(PROVIDED DATA begins)
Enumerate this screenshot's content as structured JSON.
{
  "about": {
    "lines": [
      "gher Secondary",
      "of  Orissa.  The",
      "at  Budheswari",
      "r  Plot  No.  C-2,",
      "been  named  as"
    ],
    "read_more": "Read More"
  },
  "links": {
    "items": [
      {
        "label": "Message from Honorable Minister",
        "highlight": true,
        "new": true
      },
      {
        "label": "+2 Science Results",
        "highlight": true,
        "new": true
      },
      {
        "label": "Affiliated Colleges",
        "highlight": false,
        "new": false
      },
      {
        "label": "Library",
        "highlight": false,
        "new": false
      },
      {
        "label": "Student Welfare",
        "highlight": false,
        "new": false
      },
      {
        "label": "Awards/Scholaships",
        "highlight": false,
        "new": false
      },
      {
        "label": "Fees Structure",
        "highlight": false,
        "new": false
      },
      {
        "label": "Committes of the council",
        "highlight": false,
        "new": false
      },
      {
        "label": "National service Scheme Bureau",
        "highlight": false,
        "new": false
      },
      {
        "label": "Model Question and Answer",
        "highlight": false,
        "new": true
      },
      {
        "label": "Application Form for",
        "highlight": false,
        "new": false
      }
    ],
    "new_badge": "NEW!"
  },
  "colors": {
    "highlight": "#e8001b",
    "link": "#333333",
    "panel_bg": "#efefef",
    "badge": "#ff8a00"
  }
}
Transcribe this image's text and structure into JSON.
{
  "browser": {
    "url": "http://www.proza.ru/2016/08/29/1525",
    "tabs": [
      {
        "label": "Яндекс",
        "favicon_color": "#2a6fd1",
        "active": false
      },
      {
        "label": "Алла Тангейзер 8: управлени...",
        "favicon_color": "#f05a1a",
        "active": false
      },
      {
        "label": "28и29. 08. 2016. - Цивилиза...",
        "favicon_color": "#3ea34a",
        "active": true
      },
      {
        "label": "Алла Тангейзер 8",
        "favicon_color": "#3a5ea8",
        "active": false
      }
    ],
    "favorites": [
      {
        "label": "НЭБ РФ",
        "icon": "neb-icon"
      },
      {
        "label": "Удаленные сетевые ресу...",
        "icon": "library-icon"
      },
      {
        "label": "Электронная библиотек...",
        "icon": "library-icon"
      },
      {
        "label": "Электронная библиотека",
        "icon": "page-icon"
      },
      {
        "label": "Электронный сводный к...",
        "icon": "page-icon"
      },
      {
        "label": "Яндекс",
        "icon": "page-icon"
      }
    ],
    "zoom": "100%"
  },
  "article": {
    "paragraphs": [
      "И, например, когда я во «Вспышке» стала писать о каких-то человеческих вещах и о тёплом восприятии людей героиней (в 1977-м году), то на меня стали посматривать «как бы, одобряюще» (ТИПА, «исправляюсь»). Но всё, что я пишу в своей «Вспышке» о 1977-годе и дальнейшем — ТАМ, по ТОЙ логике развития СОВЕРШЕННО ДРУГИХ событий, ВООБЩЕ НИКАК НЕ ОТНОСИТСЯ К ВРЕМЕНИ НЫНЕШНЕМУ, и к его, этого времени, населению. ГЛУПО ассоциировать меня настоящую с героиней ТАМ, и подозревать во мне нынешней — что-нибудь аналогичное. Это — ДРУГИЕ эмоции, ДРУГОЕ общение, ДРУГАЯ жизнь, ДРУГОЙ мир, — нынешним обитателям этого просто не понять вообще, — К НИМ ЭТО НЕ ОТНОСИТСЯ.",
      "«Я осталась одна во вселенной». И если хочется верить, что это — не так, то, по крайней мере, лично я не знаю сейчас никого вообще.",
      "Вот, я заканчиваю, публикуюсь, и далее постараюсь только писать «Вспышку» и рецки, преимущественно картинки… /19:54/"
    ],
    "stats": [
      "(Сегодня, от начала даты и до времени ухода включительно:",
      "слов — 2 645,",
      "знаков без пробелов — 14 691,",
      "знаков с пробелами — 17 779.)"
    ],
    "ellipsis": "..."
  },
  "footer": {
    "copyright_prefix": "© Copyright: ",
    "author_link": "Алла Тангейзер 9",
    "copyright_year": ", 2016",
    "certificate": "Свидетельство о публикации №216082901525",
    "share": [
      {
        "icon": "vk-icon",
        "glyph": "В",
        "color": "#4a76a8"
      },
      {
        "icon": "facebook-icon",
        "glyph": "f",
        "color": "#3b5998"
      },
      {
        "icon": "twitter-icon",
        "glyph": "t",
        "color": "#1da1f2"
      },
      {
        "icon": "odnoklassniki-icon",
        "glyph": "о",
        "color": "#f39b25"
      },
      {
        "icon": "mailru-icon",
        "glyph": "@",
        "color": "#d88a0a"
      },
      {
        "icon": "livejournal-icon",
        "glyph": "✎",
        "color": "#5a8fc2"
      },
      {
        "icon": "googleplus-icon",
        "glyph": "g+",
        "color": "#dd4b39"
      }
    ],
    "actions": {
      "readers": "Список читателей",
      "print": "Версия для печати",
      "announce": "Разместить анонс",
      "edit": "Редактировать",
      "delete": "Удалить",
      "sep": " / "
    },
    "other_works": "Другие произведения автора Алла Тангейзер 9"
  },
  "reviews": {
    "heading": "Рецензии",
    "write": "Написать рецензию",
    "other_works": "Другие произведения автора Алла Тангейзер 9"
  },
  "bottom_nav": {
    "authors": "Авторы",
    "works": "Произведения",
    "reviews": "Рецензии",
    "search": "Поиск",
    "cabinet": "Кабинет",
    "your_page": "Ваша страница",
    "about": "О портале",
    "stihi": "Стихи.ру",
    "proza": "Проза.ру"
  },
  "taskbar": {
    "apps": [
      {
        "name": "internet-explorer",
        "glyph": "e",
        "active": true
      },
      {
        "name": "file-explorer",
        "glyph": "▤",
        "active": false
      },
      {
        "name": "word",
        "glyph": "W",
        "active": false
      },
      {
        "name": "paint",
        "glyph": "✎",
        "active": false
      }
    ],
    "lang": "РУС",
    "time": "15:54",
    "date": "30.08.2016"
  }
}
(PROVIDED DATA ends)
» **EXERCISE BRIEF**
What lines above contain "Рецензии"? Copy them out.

» **SOLVED PROBLEM**
    "heading": "Рецензии",
    "reviews": "Рецензии",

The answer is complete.